** SOURCE RECORDS follows **
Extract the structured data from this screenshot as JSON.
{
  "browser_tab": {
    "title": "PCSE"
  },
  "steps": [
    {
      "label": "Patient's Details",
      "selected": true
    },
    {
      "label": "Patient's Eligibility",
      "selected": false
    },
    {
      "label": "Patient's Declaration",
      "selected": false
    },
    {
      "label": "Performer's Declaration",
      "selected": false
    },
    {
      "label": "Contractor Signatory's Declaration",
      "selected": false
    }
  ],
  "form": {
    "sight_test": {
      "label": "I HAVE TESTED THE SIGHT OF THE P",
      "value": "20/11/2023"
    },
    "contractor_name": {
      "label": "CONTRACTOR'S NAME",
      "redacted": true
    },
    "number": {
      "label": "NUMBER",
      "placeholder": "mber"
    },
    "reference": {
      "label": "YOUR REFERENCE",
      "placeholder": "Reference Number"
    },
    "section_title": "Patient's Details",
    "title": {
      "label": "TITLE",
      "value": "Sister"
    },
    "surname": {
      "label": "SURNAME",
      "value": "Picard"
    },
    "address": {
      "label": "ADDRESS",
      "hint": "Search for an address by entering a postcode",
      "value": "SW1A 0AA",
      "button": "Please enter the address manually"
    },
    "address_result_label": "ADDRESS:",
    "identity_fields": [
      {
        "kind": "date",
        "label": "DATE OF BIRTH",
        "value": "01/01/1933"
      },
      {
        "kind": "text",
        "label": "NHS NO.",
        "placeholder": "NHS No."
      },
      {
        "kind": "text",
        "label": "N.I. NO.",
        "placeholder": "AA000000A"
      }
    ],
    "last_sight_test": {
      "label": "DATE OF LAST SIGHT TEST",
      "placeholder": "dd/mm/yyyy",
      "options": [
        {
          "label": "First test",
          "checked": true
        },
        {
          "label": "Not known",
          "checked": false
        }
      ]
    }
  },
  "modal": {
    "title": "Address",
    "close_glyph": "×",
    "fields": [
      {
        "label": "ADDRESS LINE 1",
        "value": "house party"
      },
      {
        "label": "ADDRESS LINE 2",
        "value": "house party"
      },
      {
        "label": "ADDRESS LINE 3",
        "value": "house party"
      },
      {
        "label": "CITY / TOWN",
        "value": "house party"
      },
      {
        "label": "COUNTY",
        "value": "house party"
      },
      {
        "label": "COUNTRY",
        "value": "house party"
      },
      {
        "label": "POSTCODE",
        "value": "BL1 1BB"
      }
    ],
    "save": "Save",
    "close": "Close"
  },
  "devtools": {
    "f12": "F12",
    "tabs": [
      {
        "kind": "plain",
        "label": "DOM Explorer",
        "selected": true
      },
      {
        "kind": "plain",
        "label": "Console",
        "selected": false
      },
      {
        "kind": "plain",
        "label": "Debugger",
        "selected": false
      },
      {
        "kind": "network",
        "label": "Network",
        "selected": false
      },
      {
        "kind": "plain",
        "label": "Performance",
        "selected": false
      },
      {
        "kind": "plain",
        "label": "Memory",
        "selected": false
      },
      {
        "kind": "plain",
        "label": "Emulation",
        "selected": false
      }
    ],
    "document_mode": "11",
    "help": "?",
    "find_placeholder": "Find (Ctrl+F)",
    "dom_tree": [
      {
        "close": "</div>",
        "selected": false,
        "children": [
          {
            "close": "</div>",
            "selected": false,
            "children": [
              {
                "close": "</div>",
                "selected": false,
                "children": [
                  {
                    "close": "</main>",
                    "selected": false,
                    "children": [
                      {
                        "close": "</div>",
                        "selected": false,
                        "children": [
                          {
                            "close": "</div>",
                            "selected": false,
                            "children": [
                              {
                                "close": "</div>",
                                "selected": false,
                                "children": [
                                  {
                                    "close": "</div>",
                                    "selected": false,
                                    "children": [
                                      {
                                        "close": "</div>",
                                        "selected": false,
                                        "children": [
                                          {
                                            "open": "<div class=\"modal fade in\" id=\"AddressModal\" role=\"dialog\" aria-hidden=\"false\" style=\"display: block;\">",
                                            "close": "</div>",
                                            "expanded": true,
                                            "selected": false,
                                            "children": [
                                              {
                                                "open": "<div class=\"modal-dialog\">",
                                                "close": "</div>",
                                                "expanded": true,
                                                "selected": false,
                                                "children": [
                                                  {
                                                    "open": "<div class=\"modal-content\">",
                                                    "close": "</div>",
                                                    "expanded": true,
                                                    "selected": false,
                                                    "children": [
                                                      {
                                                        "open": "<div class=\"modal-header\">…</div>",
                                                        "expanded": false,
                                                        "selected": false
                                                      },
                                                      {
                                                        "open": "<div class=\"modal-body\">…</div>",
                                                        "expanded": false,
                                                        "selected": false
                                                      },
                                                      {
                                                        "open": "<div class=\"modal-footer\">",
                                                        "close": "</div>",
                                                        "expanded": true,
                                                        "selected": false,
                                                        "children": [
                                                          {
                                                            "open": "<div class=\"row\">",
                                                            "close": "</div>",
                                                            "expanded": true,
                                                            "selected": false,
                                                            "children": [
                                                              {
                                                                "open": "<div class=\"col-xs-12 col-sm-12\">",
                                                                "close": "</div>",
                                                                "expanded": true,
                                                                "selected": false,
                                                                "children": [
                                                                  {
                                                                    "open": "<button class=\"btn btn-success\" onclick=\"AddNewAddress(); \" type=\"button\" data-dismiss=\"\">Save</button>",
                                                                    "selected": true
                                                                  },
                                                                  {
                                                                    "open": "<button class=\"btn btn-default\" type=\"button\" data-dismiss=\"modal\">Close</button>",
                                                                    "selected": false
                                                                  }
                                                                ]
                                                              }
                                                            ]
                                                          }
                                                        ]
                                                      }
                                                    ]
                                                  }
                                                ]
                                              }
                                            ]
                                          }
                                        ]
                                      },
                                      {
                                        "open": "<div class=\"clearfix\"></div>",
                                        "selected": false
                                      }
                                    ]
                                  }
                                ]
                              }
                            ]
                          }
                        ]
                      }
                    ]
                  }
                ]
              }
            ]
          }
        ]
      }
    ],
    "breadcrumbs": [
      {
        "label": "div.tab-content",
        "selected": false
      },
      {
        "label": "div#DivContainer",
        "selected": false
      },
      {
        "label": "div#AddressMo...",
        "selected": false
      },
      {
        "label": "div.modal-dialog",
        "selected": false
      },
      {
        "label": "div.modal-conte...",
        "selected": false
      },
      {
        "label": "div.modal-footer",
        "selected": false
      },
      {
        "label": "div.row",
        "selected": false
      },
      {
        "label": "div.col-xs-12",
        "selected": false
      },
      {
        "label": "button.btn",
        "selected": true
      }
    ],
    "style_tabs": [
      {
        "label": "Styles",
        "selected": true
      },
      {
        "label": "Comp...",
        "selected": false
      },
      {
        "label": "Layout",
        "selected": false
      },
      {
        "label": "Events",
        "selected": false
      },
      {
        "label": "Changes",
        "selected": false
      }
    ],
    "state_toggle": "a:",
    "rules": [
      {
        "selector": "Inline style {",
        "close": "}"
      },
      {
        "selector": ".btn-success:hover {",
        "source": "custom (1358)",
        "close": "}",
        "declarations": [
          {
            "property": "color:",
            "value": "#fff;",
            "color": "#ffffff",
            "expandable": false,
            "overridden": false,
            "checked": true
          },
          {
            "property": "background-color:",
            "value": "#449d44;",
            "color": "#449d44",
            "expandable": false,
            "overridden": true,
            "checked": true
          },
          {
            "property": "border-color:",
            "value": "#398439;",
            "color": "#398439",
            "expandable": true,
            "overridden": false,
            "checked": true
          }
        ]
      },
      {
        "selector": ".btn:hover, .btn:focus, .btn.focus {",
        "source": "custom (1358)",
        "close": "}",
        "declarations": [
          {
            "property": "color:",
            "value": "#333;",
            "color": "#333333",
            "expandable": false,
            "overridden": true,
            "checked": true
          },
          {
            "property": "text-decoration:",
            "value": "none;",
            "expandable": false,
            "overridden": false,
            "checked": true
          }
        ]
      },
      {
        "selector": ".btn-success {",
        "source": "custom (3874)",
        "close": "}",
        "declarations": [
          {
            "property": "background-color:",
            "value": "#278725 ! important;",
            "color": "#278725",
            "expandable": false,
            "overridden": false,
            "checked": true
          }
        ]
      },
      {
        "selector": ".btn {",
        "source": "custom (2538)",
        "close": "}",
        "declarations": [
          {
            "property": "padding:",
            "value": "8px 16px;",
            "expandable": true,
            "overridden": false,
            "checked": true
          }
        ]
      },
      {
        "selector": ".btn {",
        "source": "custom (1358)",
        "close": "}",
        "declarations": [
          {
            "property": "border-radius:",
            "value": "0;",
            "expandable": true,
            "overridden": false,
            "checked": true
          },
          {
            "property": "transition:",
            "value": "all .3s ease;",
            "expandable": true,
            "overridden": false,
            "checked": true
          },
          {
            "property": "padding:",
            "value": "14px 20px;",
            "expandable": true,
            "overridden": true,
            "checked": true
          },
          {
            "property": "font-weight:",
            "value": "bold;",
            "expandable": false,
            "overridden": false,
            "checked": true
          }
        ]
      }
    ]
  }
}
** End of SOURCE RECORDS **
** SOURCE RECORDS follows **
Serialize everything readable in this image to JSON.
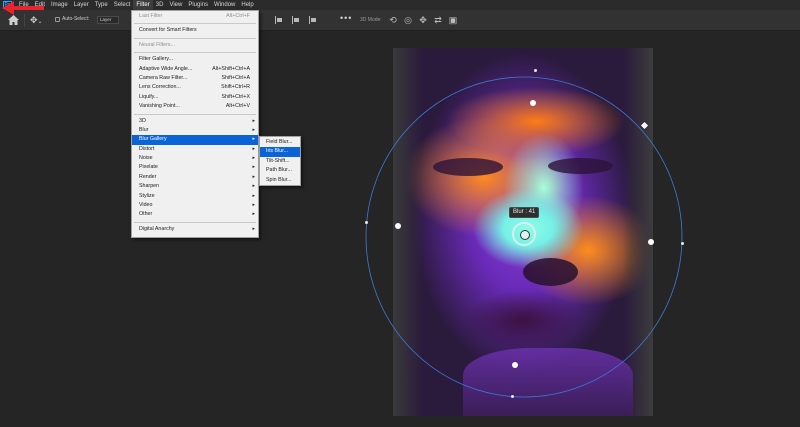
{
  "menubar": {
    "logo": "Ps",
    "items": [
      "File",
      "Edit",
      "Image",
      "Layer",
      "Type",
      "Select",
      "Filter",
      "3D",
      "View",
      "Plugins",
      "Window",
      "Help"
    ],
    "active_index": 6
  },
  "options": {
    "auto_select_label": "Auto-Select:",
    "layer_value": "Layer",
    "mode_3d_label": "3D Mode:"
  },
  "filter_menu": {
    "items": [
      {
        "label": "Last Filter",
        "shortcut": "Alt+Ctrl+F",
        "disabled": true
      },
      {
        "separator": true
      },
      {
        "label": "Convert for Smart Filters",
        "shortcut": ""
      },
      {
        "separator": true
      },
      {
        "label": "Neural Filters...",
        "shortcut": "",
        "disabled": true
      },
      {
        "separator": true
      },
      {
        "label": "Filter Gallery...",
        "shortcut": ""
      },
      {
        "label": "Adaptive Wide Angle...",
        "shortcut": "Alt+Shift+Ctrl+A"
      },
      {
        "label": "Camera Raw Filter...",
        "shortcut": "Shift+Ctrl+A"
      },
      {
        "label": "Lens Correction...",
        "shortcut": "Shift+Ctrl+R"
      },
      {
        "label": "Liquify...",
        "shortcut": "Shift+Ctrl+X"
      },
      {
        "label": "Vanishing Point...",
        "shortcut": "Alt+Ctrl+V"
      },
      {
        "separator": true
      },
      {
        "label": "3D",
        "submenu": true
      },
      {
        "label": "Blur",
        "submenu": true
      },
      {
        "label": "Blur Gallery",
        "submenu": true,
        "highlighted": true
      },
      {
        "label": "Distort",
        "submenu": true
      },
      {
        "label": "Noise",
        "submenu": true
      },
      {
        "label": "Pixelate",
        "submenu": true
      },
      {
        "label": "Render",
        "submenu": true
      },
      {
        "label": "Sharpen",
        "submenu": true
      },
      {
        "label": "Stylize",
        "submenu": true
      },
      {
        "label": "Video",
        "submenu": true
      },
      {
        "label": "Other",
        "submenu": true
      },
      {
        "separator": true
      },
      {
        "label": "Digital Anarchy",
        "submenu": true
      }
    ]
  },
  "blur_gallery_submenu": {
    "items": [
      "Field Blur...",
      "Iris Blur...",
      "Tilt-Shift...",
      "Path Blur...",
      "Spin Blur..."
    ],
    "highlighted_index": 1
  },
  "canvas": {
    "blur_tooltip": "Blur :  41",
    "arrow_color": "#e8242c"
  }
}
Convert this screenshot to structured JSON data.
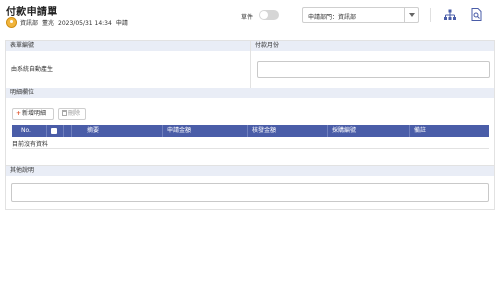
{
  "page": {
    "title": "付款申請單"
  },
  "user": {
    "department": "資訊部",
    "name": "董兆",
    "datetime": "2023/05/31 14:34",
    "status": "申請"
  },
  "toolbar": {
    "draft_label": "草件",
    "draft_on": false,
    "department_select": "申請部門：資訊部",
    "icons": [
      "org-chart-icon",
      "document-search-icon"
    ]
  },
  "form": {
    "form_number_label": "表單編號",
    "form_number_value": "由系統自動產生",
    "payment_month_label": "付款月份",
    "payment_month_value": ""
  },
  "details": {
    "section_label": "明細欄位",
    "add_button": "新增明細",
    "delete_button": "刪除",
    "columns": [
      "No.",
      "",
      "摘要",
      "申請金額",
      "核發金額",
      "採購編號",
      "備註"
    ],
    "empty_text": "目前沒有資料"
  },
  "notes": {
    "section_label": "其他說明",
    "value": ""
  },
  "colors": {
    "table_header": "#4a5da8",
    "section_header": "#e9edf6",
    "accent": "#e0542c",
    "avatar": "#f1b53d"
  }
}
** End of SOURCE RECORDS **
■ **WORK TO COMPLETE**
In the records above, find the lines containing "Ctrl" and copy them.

■ **TASK SOLUTION**
    "find_placeholder": "Find (Ctrl+F)",
        "shortcut": "Alt+Ctrl+F",
        "shortcut": "Alt+Shift+Ctrl+A"
        "shortcut": "Shift+Ctrl+A"
        "shortcut": "Shift+Ctrl+R"
        "shortcut": "Shift+Ctrl+X"
        "shortcut": "Alt+Ctrl+V"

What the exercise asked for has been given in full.